Fashion footprint festivals
We ran three days of Fashion Footprint Festivals again this summer, combining our popular sample sales with additional fun and pampering with a serious aim – to raise funds for our Fashion Footprint charity Tender Heart in India. The events were the established mix of updates on Fashion Footprint achievements, shopping, treats and food. For more on this and our fundraising for Tender Heart, see Our Communities.
RETAIL ROLL OUT
One of the most significant developments in this key pillar during 2012 has been the debut of Fashion Footprint among our retail employees. The programme was introduced to all stores across all brands in May 2012. An initial working party kicked off the retail introduction with representatives from all brands and different levels of seniority within the business.
The meeting identified a huge appetite from the stores to get involved in Fashion Footprint and unlocked a wide range of ideas to be explored. One recurrent theme was the reduction of stationery consumed and, because it involves all retail employees and impacts can be readily measured, it was selected as a pilot project. With one tangible commitment identified, the group decided to complement it with a second that would focus on the mindset of our retail teams. To this end, we asked employees to create and illustrate pledges that they believe can make a difference in their store.
Having identified these two launch targets, Fashion Footprint was introduced to every store manager via our area training meetings. This also allowed us to gather information on quantities of materials consumed in stores during 2011 and to focus efforts to reduce these.
Our effort to reduce stationery is already underway with orders streamlined according to the size and nature of the store. Maximum order quantities have been introduced and the way orders are submitted changed to remind us how much we consume.

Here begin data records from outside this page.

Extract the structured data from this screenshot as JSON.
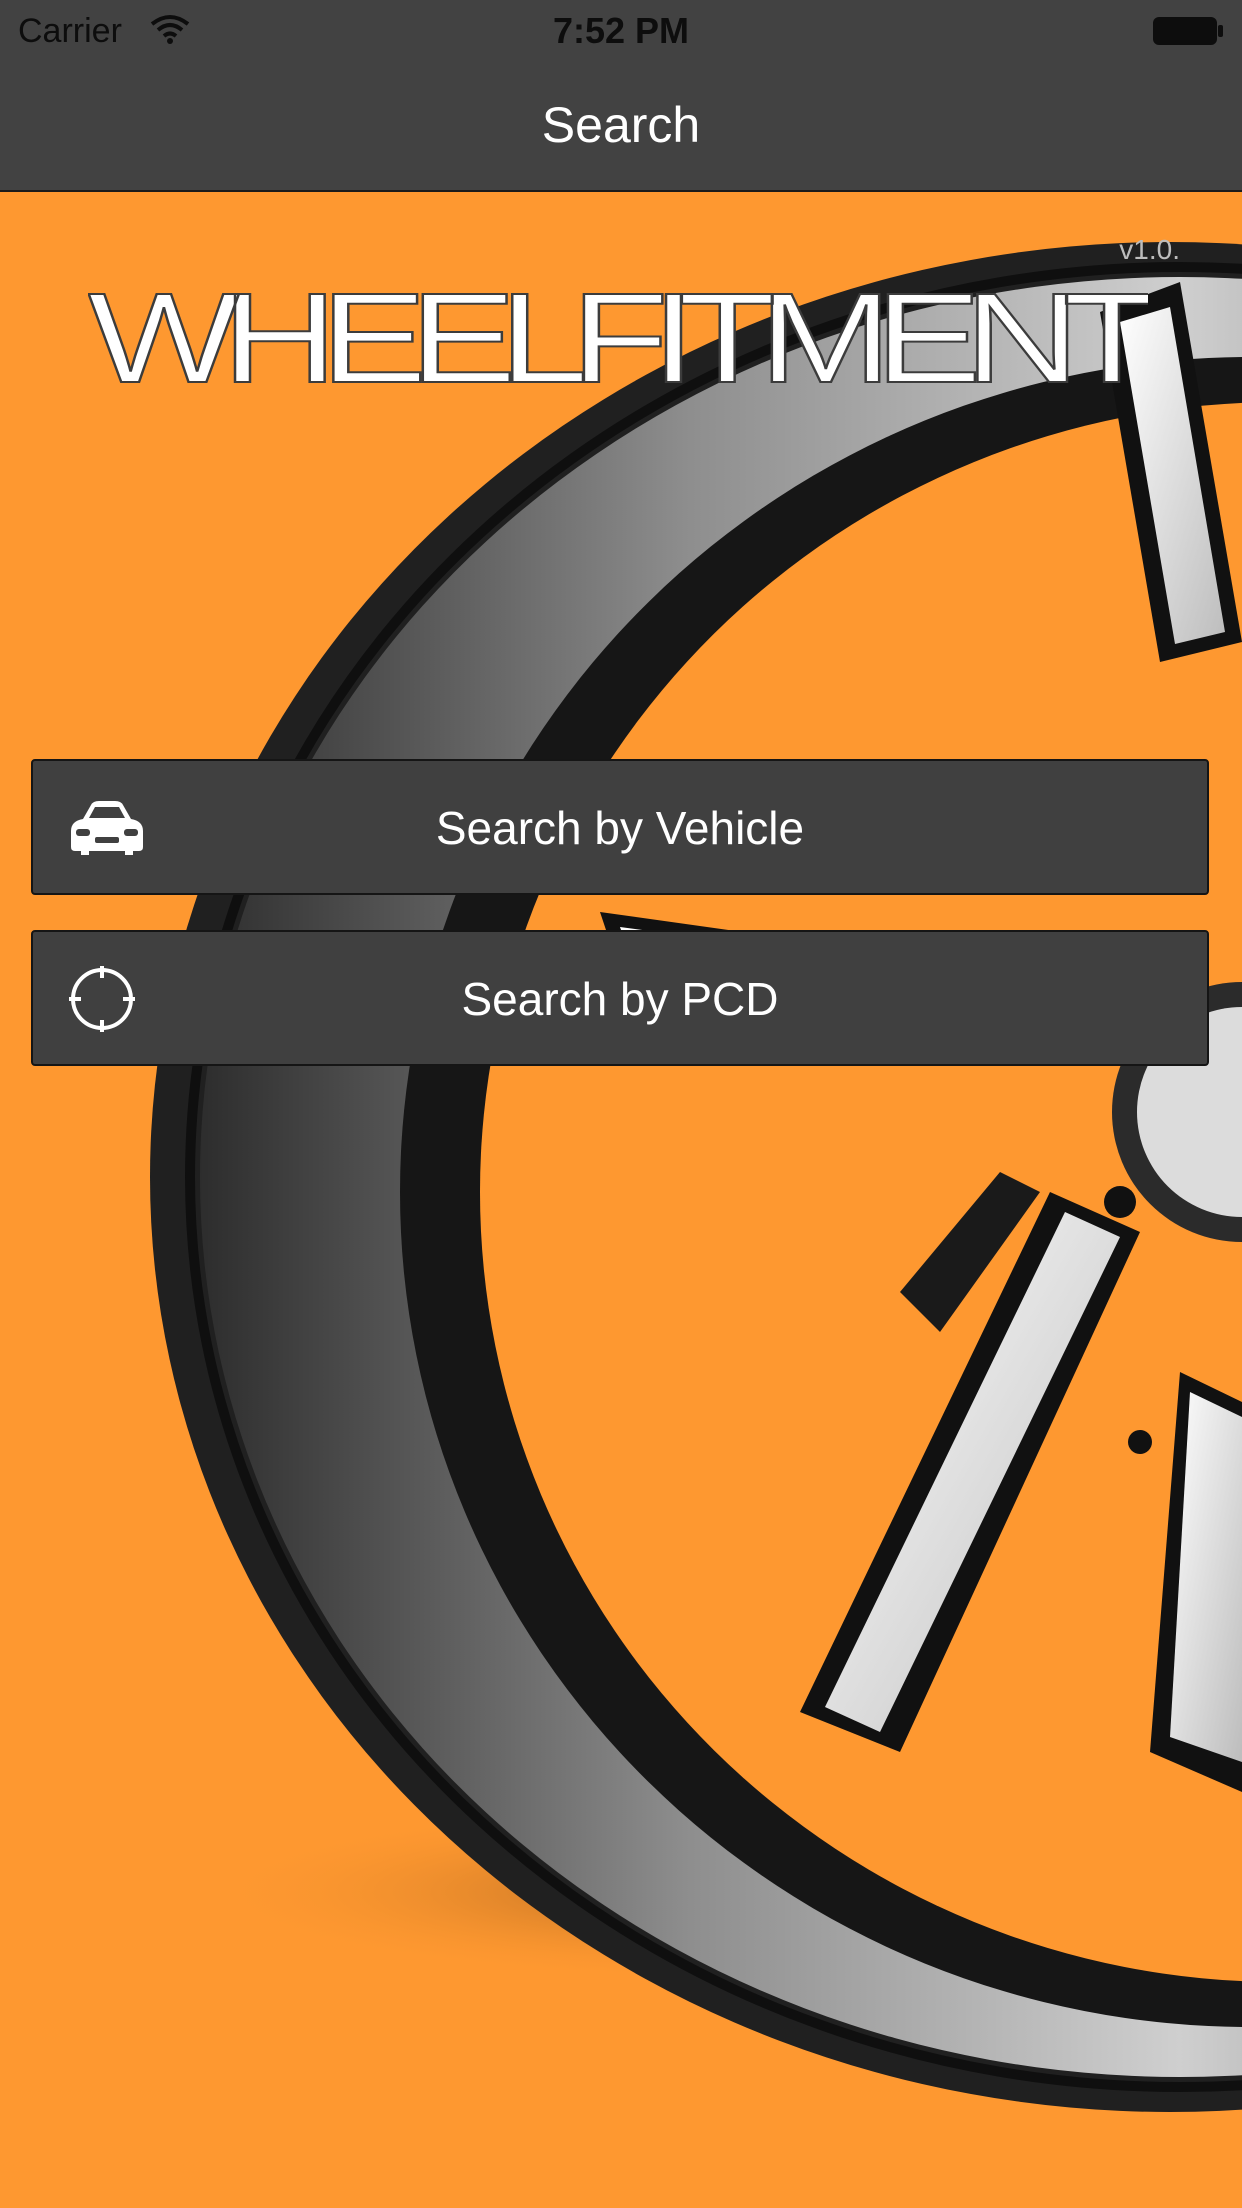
{
  "status_bar": {
    "carrier": "Carrier",
    "time": "7:52 PM",
    "icons": [
      "wifi-icon",
      "battery-icon"
    ]
  },
  "nav": {
    "title": "Search"
  },
  "header": {
    "version": "v1.0.",
    "logo_text": "WHEELFITMENT"
  },
  "buttons": {
    "vehicle": {
      "label": "Search by Vehicle",
      "icon": "car-icon"
    },
    "pcd": {
      "label": "Search by PCD",
      "icon": "crosshair-icon"
    }
  },
  "colors": {
    "background": "#fe9830",
    "bar": "#424242",
    "button": "#404040",
    "text": "#ffffff"
  }
}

The second of the two initial targets has seen a phenomenal response with our stores’ passion and enthusiasm for Fashion Footprint reflected in the pledge boards they have created, using recycled materials. Their pledges not only encapsulate a reduction in waste and energy consumption at work but also embrace home life too with some employees committing to make small changes to how they live knowing that these will add up to larger impacts, such as turning down the heating or using public transport.
Wallis spearheaded an exciting new employee volunteering pilot programme this year which came out of the Fashion Footprint Advisory Panel’s research and advice on something employees could get involved in. The brand is working with three organisations to provide volunteers for various projects and if it proves successful, there is the potential to adopt the approach across our other brands.
A focus group initially gauged employees’ appetite to get involved and two key themes emerged: people were keen to make a difference and believed they possessed skills that could benefit the wider community.
One employee who was involved said: “rather than shaking a collection tin, we wanted our transferable skills to be put to good use.” Three causes were identified as a result of the focus group: young people, homelessness and cancer. This work was followed up by a survey to identify levels of support across the brand and most of those who replied said they would be interested in getting involved.
Arcadia agreed that it would match the personal time given by employees. For instance, an employee volunteering a day of their holiday allowance is given the same amount of paid time by the company.
The three organisations chosen to take part in the volunteering pilot are:
- FAD (Fashion Awareness Direct), a creative charity that supports young people to bridge the gap between education and a career in fashion;
- Providence Row, a drop-in centre for the homeless in East London; and
- Paul’s Cancer Support Centre in Battersea, south London.
Partners were chosen on the basis that they are located close to head office in London and operate on a sufficiently small scale that volunteers feel they can really make a difference.
A hugely successful initial project took place in July this year, working with FAD and teenagers from socially deprived London Boroughs. The aim was to help FAD’s young people improve their self-image and provide them with careers advice. This took the form of a very pragmatic challenge to create a collection of sports inspired clothing to coincide with the Olympics and to be shown on the catwalk at an event hosted by the Fashion Retail Academy in central London.
Parents of the young people who attended the event told the 18 volunteers from Wallis that it was one of the best things that had ever happened to their children in terms of providing them with valuable life skills.
To date 126 hours have been given by individuals at Wallis, which has been matched by the business. The two other volunteering projects took place in September 2012 so we will include them in next year’s report.
TRAINING AND DEVELOPMENT
All employees in Buying and Merchandising, Design and Technical Services are required to attend Introduction to Ethical Trading training. The workshop is mandatory and is managed by the brands as part of their induction process. This year 310 employees have attended the workshops.
Purchasing Practices training is also being rolled out to employees in the above functions. We have made good progress towards our target of training 500 people by the end of 2012.